**Exercise aim:** Return the following entries exactly, word for word.

(Web page and app entries)

* * * * *

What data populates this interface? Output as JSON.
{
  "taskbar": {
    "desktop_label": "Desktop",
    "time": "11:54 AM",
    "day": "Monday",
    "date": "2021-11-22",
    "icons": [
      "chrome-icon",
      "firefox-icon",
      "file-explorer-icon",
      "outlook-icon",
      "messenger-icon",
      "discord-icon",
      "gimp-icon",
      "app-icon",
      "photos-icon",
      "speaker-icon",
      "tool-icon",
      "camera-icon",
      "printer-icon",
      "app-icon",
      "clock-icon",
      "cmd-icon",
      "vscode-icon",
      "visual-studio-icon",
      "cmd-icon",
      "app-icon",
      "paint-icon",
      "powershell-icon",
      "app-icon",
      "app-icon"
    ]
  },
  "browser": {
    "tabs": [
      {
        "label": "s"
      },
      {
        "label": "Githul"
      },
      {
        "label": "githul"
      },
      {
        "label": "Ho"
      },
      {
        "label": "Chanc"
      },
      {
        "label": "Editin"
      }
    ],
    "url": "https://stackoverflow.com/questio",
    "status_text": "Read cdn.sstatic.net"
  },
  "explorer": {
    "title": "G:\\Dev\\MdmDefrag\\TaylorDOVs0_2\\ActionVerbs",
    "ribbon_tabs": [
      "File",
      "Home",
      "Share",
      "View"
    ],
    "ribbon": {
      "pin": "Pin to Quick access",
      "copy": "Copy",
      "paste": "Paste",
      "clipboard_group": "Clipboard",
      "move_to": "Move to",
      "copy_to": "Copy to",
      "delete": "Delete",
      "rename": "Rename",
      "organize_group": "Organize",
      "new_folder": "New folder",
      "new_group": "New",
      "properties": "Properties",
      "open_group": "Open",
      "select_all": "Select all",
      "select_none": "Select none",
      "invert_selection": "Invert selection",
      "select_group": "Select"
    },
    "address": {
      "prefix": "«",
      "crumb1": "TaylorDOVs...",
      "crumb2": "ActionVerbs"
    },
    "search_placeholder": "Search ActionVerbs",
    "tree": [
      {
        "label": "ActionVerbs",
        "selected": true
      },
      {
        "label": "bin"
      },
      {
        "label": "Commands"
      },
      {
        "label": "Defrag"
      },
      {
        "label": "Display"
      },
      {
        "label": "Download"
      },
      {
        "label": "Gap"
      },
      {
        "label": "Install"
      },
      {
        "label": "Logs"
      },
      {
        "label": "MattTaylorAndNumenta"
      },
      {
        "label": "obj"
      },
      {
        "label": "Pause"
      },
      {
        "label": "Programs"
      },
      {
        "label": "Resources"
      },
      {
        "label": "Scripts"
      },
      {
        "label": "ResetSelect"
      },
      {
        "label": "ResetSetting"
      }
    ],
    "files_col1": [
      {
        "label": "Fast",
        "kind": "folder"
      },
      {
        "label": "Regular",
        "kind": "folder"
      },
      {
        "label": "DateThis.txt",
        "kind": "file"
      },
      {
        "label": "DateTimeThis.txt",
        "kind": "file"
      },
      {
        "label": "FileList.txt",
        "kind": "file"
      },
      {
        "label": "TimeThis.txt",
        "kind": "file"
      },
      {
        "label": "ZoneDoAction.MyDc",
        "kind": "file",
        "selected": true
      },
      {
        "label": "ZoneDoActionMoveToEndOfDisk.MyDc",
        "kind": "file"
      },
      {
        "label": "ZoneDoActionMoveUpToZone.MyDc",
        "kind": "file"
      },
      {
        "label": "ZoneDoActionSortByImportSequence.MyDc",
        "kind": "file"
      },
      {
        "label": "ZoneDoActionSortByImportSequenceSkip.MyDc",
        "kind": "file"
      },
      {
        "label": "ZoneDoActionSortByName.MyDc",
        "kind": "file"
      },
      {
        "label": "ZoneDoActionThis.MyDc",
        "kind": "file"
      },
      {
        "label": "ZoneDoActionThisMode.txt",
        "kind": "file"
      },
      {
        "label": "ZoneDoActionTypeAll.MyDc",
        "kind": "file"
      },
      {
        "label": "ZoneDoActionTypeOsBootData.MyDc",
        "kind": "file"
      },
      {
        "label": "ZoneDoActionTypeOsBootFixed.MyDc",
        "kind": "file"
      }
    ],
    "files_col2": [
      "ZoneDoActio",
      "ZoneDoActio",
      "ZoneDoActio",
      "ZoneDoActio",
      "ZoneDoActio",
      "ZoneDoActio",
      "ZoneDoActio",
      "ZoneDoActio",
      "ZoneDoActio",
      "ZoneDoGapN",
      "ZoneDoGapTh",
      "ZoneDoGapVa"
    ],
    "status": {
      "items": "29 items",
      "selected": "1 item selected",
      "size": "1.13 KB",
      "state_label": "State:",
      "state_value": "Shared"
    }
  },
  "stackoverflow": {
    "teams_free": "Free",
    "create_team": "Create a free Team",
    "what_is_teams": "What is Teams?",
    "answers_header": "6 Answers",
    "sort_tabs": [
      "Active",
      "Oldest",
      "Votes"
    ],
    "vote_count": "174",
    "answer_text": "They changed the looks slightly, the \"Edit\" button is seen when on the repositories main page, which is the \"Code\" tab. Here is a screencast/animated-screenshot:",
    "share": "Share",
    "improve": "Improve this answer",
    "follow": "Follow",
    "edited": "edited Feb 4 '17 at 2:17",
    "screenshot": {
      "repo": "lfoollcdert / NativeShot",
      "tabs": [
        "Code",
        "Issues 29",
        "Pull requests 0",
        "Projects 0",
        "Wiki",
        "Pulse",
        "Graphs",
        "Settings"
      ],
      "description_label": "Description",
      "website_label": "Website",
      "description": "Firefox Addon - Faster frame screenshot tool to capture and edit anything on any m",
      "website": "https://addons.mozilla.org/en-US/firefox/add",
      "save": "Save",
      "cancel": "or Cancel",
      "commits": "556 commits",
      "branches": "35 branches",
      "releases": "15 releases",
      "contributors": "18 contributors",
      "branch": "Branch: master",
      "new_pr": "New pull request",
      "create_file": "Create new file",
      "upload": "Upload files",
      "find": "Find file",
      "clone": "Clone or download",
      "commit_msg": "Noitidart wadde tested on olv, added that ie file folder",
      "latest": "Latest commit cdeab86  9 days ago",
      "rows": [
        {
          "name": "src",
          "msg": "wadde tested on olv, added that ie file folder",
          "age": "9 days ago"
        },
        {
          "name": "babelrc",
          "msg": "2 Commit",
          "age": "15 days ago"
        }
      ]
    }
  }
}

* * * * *

**Task output:**
What data populates this interface? Output as JSON.
{
  "taskbar": {
    "desktop_label": "Desktop",
    "time": "11:54 AM",
    "day": "Monday",
    "date": "2021-11-22",
    "icons": [
      "chrome-icon",
      "firefox-icon",
      "file-explorer-icon",
      "outlook-icon",
      "messenger-icon",
      "discord-icon",
      "gimp-icon",
      "app-icon",
      "photos-icon",
      "speaker-icon",
      "tool-icon",
      "camera-icon",
      "printer-icon",
      "app-icon",
      "clock-icon",
      "cmd-icon",
      "vscode-icon",
      "visual-studio-icon",
      "cmd-icon",
      "app-icon",
      "paint-icon",
      "powershell-icon",
      "app-icon",
      "app-icon"
    ]
  },
  "browser": {
    "tabs": [
      {
        "label": "s"
      },
      {
        "label": "Githul"
      },
      {
        "label": "githul"
      },
      {
        "label": "Ho"
      },
      {
        "label": "Chanc"
      },
      {
        "label": "Editin"
      }
    ],
    "url": "https://stackoverflow.com/questio",
    "status_text": "Read cdn.sstatic.net"
  },
  "explorer": {
    "title": "G:\\Dev\\MdmDefrag\\TaylorDOVs0_2\\ActionVerbs",
    "ribbon_tabs": [
      "File",
      "Home",
      "Share",
      "View"
    ],
    "ribbon": {
      "pin": "Pin to Quick access",
      "copy": "Copy",
      "paste": "Paste",
      "clipboard_group": "Clipboard",
      "move_to": "Move to",
      "copy_to": "Copy to",
      "delete": "Delete",
      "rename": "Rename",
      "organize_group": "Organize",
      "new_folder": "New folder",
      "new_group": "New",
      "properties": "Properties",
      "open_group": "Open",
      "select_all": "Select all",
      "select_none": "Select none",
      "invert_selection": "Invert selection",
      "select_group": "Select"
    },
    "address": {
      "prefix": "«",
      "crumb1": "TaylorDOVs...",
      "crumb2": "ActionVerbs"
    },
    "search_placeholder": "Search ActionVerbs",
    "tree": [
      {
        "label": "ActionVerbs",
        "selected": true
      },
      {
        "label": "bin"
      },
      {
        "label": "Commands"
      },
      {
        "label": "Defrag"
      },
      {
        "label": "Display"
      },
      {
        "label": "Download"
      },
      {
        "label": "Gap"
      },
      {
        "label": "Install"
      },
      {
        "label": "Logs"
      },
      {
        "label": "MattTaylorAndNumenta"
      },
      {
        "label": "obj"
      },
      {
        "label": "Pause"
      },
      {
        "label": "Programs"
      },
      {
        "label": "Resources"
      },
      {
        "label": "Scripts"
      },
      {
        "label": "ResetSelect"
      },
      {
        "label": "ResetSetting"
      }
    ],
    "files_col1": [
      {
        "label": "Fast",
        "kind": "folder"
      },
      {
        "label": "Regular",
        "kind": "folder"
      },
      {
        "label": "DateThis.txt",
        "kind": "file"
      },
      {
        "label": "DateTimeThis.txt",
        "kind": "file"
      },
      {
        "label": "FileList.txt",
        "kind": "file"
      },
      {
        "label": "TimeThis.txt",
        "kind": "file"
      },
      {
        "label": "ZoneDoAction.MyDc",
        "kind": "file",
        "selected": true
      },
      {
        "label": "ZoneDoActionMoveToEndOfDisk.MyDc",
        "kind": "file"
      },
      {
        "label": "ZoneDoActionMoveUpToZone.MyDc",
        "kind": "file"
      },
      {
        "label": "ZoneDoActionSortByImportSequence.MyDc",
        "kind": "file"
      },
      {
        "label": "ZoneDoActionSortByImportSequenceSkip.MyDc",
        "kind": "file"
      },
      {
        "label": "ZoneDoActionSortByName.MyDc",
        "kind": "file"
      },
      {
        "label": "ZoneDoActionThis.MyDc",
        "kind": "file"
      },
      {
        "label": "ZoneDoActionThisMode.txt",
        "kind": "file"
      },
      {
        "label": "ZoneDoActionTypeAll.MyDc",
        "kind": "file"
      },
      {
        "label": "ZoneDoActionTypeOsBootData.MyDc",
        "kind": "file"
      },
      {
        "label": "ZoneDoActionTypeOsBootFixed.MyDc",
        "kind": "file"
      }
    ],
    "files_col2": [
      "ZoneDoActio",
      "ZoneDoActio",
      "ZoneDoActio",
      "ZoneDoActio",
      "ZoneDoActio",
      "ZoneDoActio",
      "ZoneDoActio",
      "ZoneDoActio",
      "ZoneDoActio",
      "ZoneDoGapN",
      "ZoneDoGapTh",
      "ZoneDoGapVa"
    ],
    "status": {
      "items": "29 items",
      "selected": "1 item selected",
      "size": "1.13 KB",
      "state_label": "State:",
      "state_value": "Shared"
    }
  },
  "stackoverflow": {
    "teams_free": "Free",
    "create_team": "Create a free Team",
    "what_is_teams": "What is Teams?",
    "answers_header": "6 Answers",
    "sort_tabs": [
      "Active",
      "Oldest",
      "Votes"
    ],
    "vote_count": "174",
    "answer_text": "They changed the looks slightly, the \"Edit\" button is seen when on the repositories main page, which is the \"Code\" tab. Here is a screencast/animated-screenshot:",
    "share": "Share",
    "improve": "Improve this answer",
    "follow": "Follow",
    "edited": "edited Feb 4 '17 at 2:17",
    "screenshot": {
      "repo": "lfoollcdert / NativeShot",
      "tabs": [
        "Code",
        "Issues 29",
        "Pull requests 0",
        "Projects 0",
        "Wiki",
        "Pulse",
        "Graphs",
        "Settings"
      ],
      "description_label": "Description",
      "website_label": "Website",
      "description": "Firefox Addon - Faster frame screenshot tool to capture and edit anything on any m",
      "website": "https://addons.mozilla.org/en-US/firefox/add",
      "save": "Save",
      "cancel": "or Cancel",
      "commits": "556 commits",
      "branches": "35 branches",
      "releases": "15 releases",
      "contributors": "18 contributors",
      "branch": "Branch: master",
      "new_pr": "New pull request",
      "create_file": "Create new file",
      "upload": "Upload files",
      "find": "Find file",
      "clone": "Clone or download",
      "commit_msg": "Noitidart wadde tested on olv, added that ie file folder",
      "latest": "Latest commit cdeab86  9 days ago",
      "rows": [
        {
          "name": "src",
          "msg": "wadde tested on olv, added that ie file folder",
          "age": "9 days ago"
        },
        {
          "name": "babelrc",
          "msg": "2 Commit",
          "age": "15 days ago"
        }
      ]
    }
  }
}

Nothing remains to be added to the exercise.